Morgan Stanley has a note out this week predicting silver will outperform gold over the next five quarters. So, what is the best way to play silver with ETFs?
With the advent of the latest round of bond purchases by the Federal Reserve, analysts are once again getting hot and bothered about precious metals. Some say gold is going to the moon, others say it will only climb to $2,000 an ounce.
Then there are those, like Morgan Stanley and Peter Hug who believe silver is the metal to own. For those ETF investors who buy in to the silver-outperformance thesis, it’s time to start determining how to take advantage of it.
Let’s start by looking at how silver-focused ETFs have performed in the past.
During the summer of 2011, when the European economy was bursting at the seams and the threat of coordinated global monetary intervention peaked, gold and silver prices spiked, taking both to all-time nominal highs.
During that period—July 1 to Aug. 22, 2011—the performance of commodity ETFs and ETNs focused on silver outperformed equities-based silver ETPs.

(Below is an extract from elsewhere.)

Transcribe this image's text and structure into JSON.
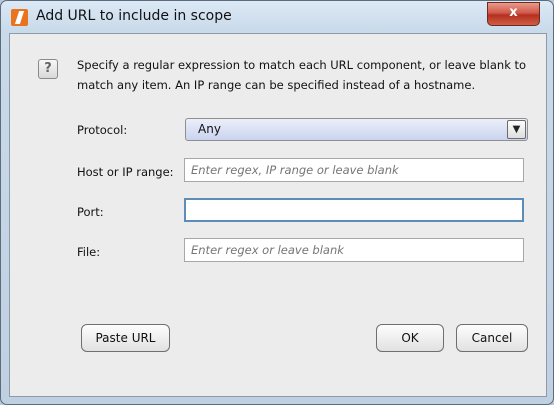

Specifically, the iShares Silver Trust (NYSEArca: SLV), the ETFS Physical Silver ETF (NYSEArca: SIVR), the Etracs CMCI Silver Total Return ETN (NYSEArca: USV) and the PowerShares DB Silver Fund (NYSEArca: DBS) returned just under 30 percent compared with just over 18 percent for the equities-focused Global X Silver Miners ETF (NYSEArca: SIL).
Some speculated that the miners “didn’t believe the spike in silver” but, for whatever reason, investors holding equity ETFs targeting silver-mining firms were all outperformed by those tracking the commodity itself—by more than 10 percentage points.
Fast-forward to the latest ramp-up in silver prices in anticipation, and reaction to the Fed’s announcement of QE infinity and that dynamic has changed.
SIL, the silver mining ETF, SIL—from June 28 to Sept. 20 of this year—has outperformed the various commodity trackers by nearly 10 percentage points. So the story line has been flipped, with equities-focused SIL returning just over 40 percent compared with just over 30 percent for the physical funds.
We’re still too close to the Fed’s latest announcement to determine what the policy’s longer-term impact will be on silver prices, but judging by the movement in SIL, it seems like the miners “believe” in this move.
Ultimately, it’s up to ETF investors to determine how much they believe in this latest silver rally. If they are waiting in line to buy tickets to get on the silver train, recent history suggests the miners, via ETFs like SIL, are the choice for those looking for the best performance.
The old saying “If history is any guide …” couldn’t be more confusing in this case. After all, any investor using this past month’s performance as their signpost at the expense of last summer’s results are likely falling victim to “recency bias”—a common investor pitfall.
Going with your gut has never been so hard.
At the time this article was written, the author held no positions in the securities mentioned. Contact Paul Baiocchi at [email protected].